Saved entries
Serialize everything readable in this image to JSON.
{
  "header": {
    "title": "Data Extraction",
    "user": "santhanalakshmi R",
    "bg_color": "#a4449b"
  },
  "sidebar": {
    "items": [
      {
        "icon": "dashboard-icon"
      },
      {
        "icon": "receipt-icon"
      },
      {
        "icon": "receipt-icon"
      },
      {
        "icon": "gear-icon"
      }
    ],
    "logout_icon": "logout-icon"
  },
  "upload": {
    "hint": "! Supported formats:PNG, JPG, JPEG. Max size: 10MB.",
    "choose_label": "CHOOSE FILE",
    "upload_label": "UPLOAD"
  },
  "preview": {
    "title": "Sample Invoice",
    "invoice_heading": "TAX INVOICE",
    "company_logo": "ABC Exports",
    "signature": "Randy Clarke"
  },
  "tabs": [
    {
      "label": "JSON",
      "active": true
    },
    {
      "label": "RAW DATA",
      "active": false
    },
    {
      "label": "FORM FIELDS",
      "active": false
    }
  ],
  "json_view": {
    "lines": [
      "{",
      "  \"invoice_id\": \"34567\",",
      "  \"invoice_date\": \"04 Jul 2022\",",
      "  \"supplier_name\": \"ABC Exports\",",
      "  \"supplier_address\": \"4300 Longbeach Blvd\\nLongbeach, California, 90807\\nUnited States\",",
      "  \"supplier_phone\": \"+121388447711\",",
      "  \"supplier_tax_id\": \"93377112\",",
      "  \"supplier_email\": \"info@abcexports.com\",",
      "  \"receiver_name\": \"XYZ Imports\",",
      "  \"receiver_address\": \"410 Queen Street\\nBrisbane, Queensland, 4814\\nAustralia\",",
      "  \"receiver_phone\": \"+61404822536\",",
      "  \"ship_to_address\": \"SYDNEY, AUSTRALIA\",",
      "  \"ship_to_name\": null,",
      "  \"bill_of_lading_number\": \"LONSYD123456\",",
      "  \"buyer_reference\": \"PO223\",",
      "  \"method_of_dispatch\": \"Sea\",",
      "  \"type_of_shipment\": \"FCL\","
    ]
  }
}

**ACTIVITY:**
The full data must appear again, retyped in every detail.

**RESULT BELOW:**
Serialize everything readable in this image to JSON.
{
  "header": {
    "title": "Data Extraction",
    "user": "santhanalakshmi R",
    "bg_color": "#a4449b"
  },
  "sidebar": {
    "items": [
      {
        "icon": "dashboard-icon"
      },
      {
        "icon": "receipt-icon"
      },
      {
        "icon": "receipt-icon"
      },
      {
        "icon": "gear-icon"
      }
    ],
    "logout_icon": "logout-icon"
  },
  "upload": {
    "hint": "! Supported formats:PNG, JPG, JPEG. Max size: 10MB.",
    "choose_label": "CHOOSE FILE",
    "upload_label": "UPLOAD"
  },
  "preview": {
    "title": "Sample Invoice",
    "invoice_heading": "TAX INVOICE",
    "company_logo": "ABC Exports",
    "signature": "Randy Clarke"
  },
  "tabs": [
    {
      "label": "JSON",
      "active": true
    },
    {
      "label": "RAW DATA",
      "active": false
    },
    {
      "label": "FORM FIELDS",
      "active": false
    }
  ],
  "json_view": {
    "lines": [
      "{",
      "  \"invoice_id\": \"34567\",",
      "  \"invoice_date\": \"04 Jul 2022\",",
      "  \"supplier_name\": \"ABC Exports\",",
      "  \"supplier_address\": \"4300 Longbeach Blvd\\nLongbeach, California, 90807\\nUnited States\",",
      "  \"supplier_phone\": \"+121388447711\",",
      "  \"supplier_tax_id\": \"93377112\",",
      "  \"supplier_email\": \"info@abcexports.com\",",
      "  \"receiver_name\": \"XYZ Imports\",",
      "  \"receiver_address\": \"410 Queen Street\\nBrisbane, Queensland, 4814\\nAustralia\",",
      "  \"receiver_phone\": \"+61404822536\",",
      "  \"ship_to_address\": \"SYDNEY, AUSTRALIA\",",
      "  \"ship_to_name\": null,",
      "  \"bill_of_lading_number\": \"LONSYD123456\",",
      "  \"buyer_reference\": \"PO223\",",
      "  \"method_of_dispatch\": \"Sea\",",
      "  \"type_of_shipment\": \"FCL\","
    ]
  }
}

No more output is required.